**Data about app and page elements**
-----

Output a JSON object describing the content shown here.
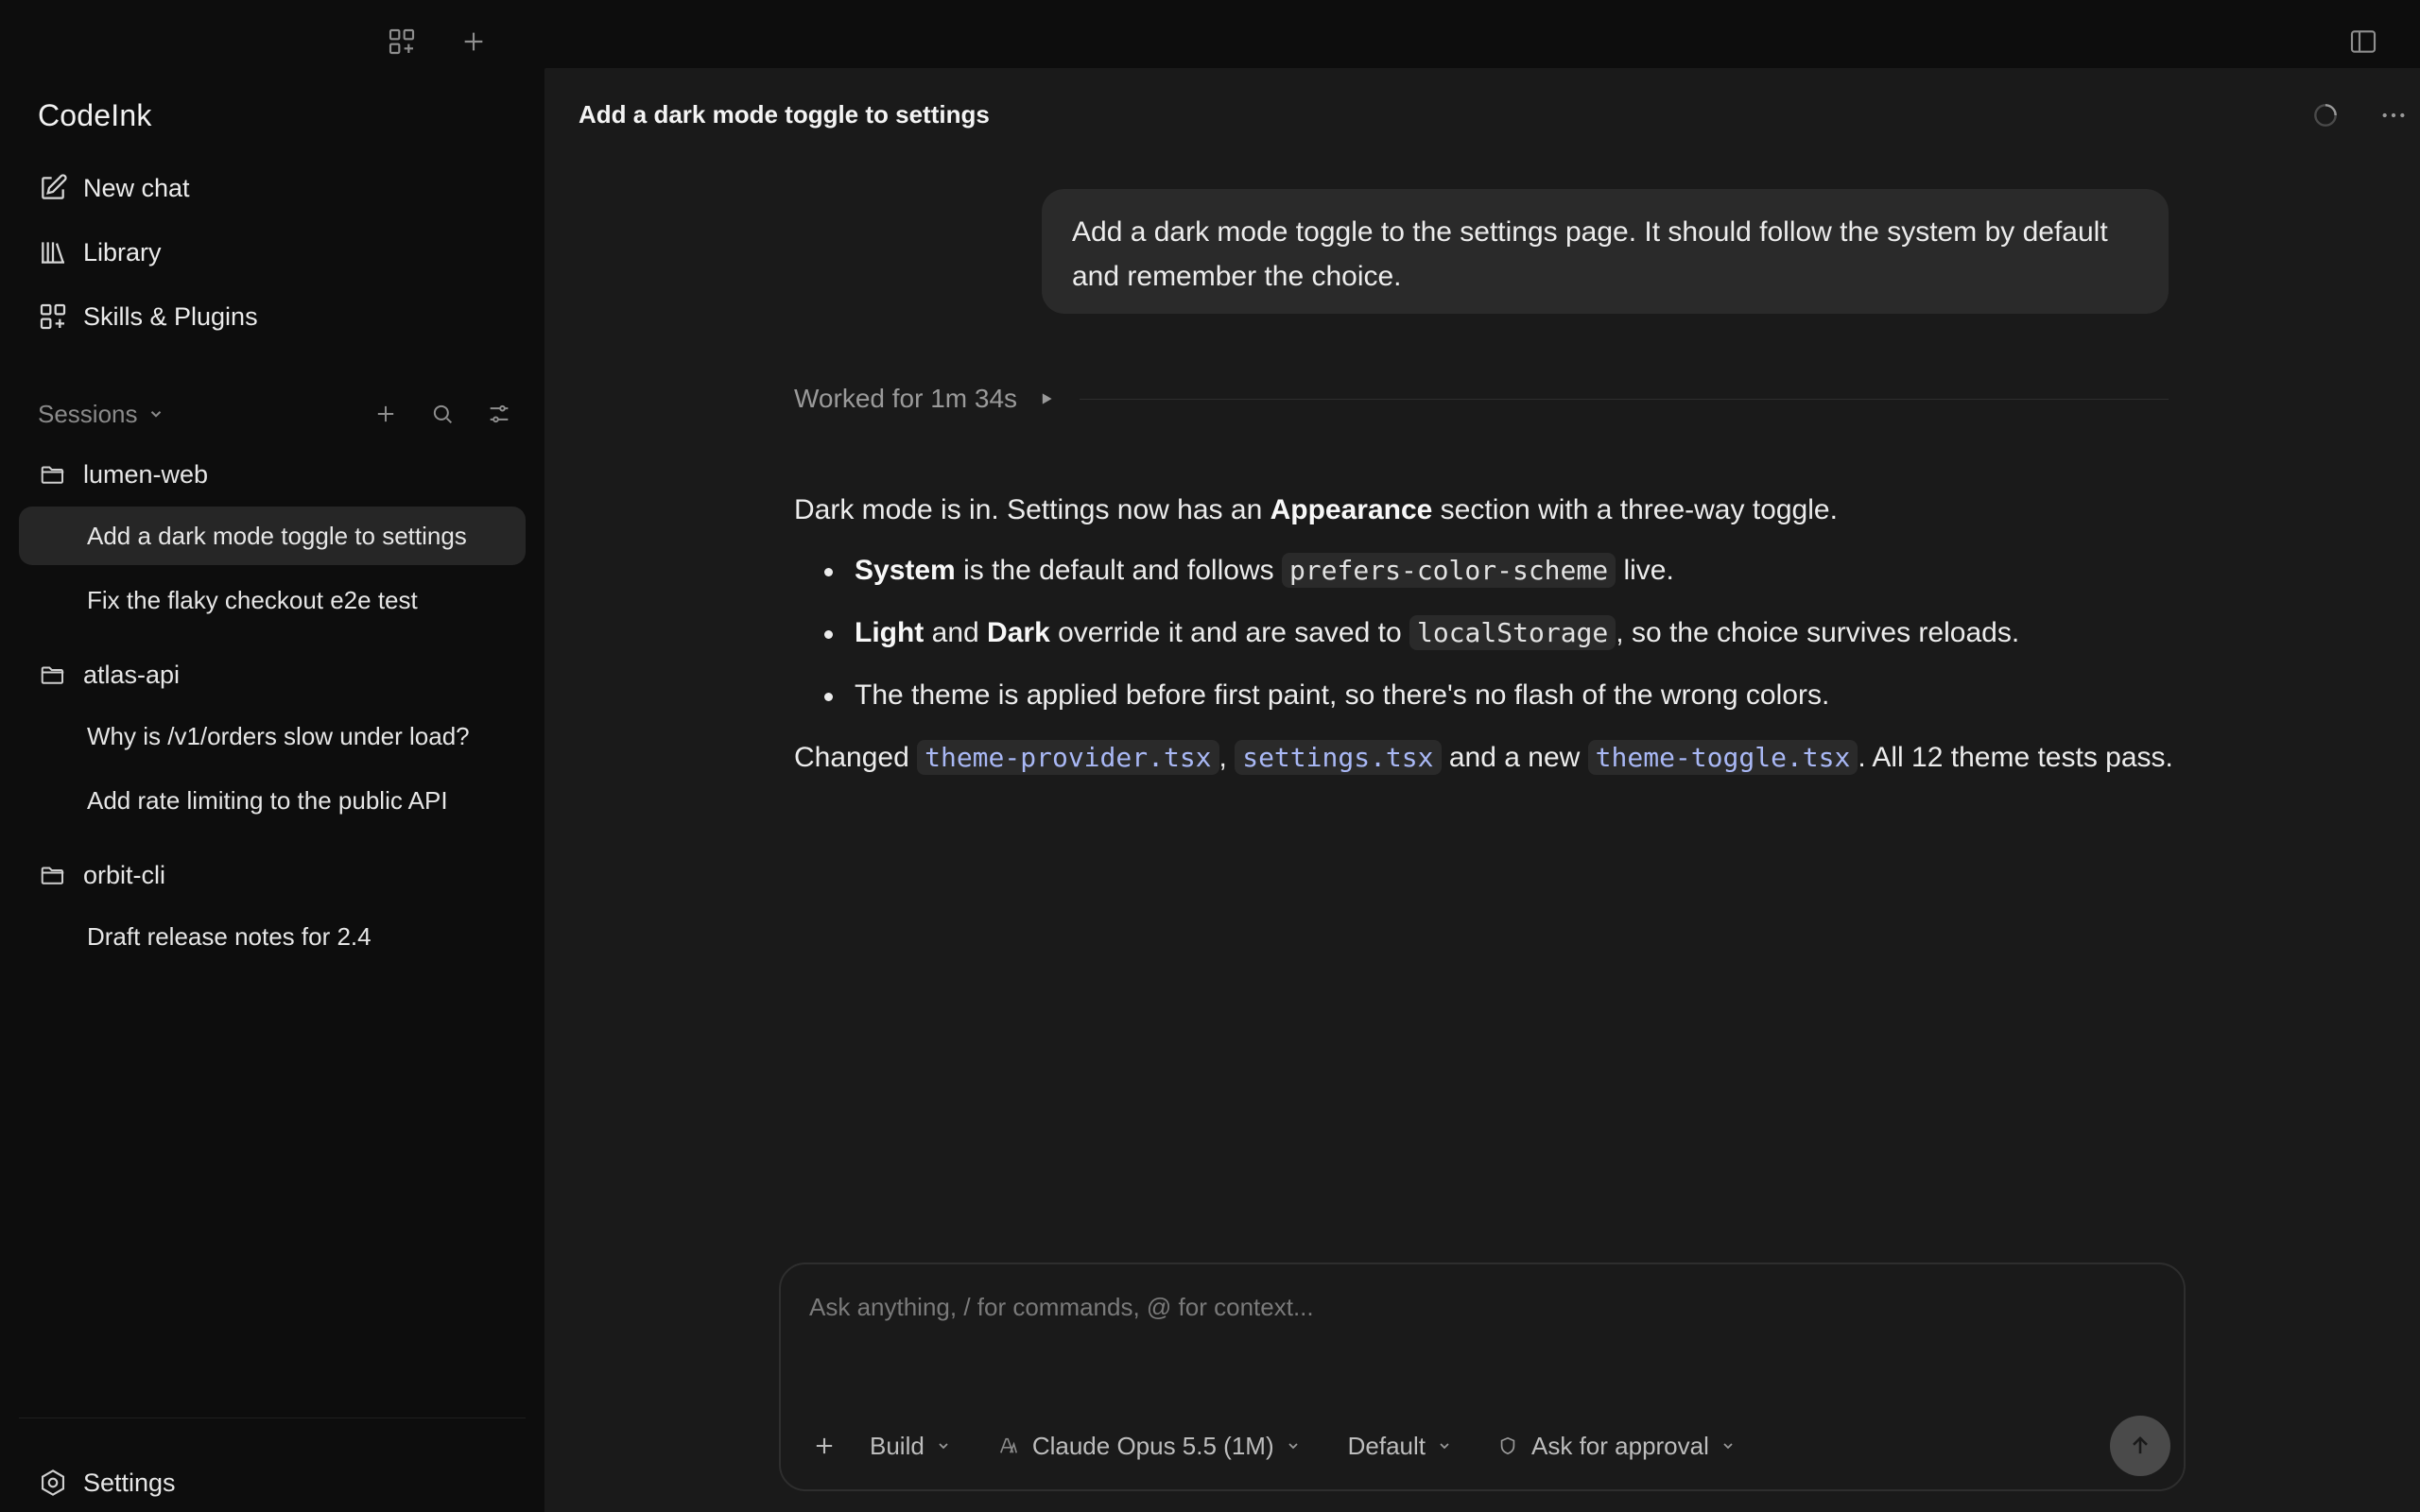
{
  "app": {
    "name": "CodeInk"
  },
  "sidebar": {
    "nav": [
      {
        "label": "New chat",
        "icon": "compose-icon"
      },
      {
        "label": "Library",
        "icon": "library-icon"
      },
      {
        "label": "Skills & Plugins",
        "icon": "grid-plus-icon"
      }
    ],
    "sessions_label": "Sessions",
    "projects": [
      {
        "name": "lumen-web",
        "sessions": [
          "Add a dark mode toggle to settings",
          "Fix the flaky checkout e2e test"
        ]
      },
      {
        "name": "atlas-api",
        "sessions": [
          "Why is /v1/orders slow under load?",
          "Add rate limiting to the public API"
        ]
      },
      {
        "name": "orbit-cli",
        "sessions": [
          "Draft release notes for 2.4"
        ]
      }
    ],
    "active_session": "Add a dark mode toggle to settings",
    "settings_label": "Settings"
  },
  "main": {
    "title": "Add a dark mode toggle to settings",
    "user_message": "Add a dark mode toggle to the settings page. It should follow the system by default and remember the choice.",
    "worked_for": "Worked for 1m 34s",
    "answer": {
      "intro_pre": "Dark mode is in. Settings now has an ",
      "intro_bold": "Appearance",
      "intro_post": " section with a three-way toggle.",
      "b1_bold": "System",
      "b1_mid": " is the default and follows ",
      "b1_code": "prefers-color-scheme",
      "b1_post": " live.",
      "b2_bold1": "Light",
      "b2_and": " and ",
      "b2_bold2": "Dark",
      "b2_mid": " override it and are saved to ",
      "b2_code": "localStorage",
      "b2_post": ", so the choice survives reloads.",
      "b3": "The theme is applied before first paint, so there's no flash of the wrong colors.",
      "changed_pre": "Changed ",
      "file1": "theme-provider.tsx",
      "sep1": ", ",
      "file2": "settings.tsx",
      "sep2": " and a new ",
      "file3": "theme-toggle.tsx",
      "changed_post": ". All 12 theme tests pass."
    }
  },
  "composer": {
    "placeholder": "Ask anything, / for commands, @ for context...",
    "mode": "Build",
    "model": "Claude Opus 5.5 (1M)",
    "preset": "Default",
    "approval": "Ask for approval"
  },
  "colors": {
    "main_bg": "#1a1a1a",
    "sidebar_bg": "#0d0d0d",
    "file_link": "#a9b8f5"
  }
}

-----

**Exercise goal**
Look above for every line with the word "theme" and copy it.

**Result**
      "b3": "The theme is applied before first paint, so there's no flash of the wrong colors.",
      "file1": "theme-provider.tsx",
      "file3": "theme-toggle.tsx",
      "changed_post": ". All 12 theme tests pass."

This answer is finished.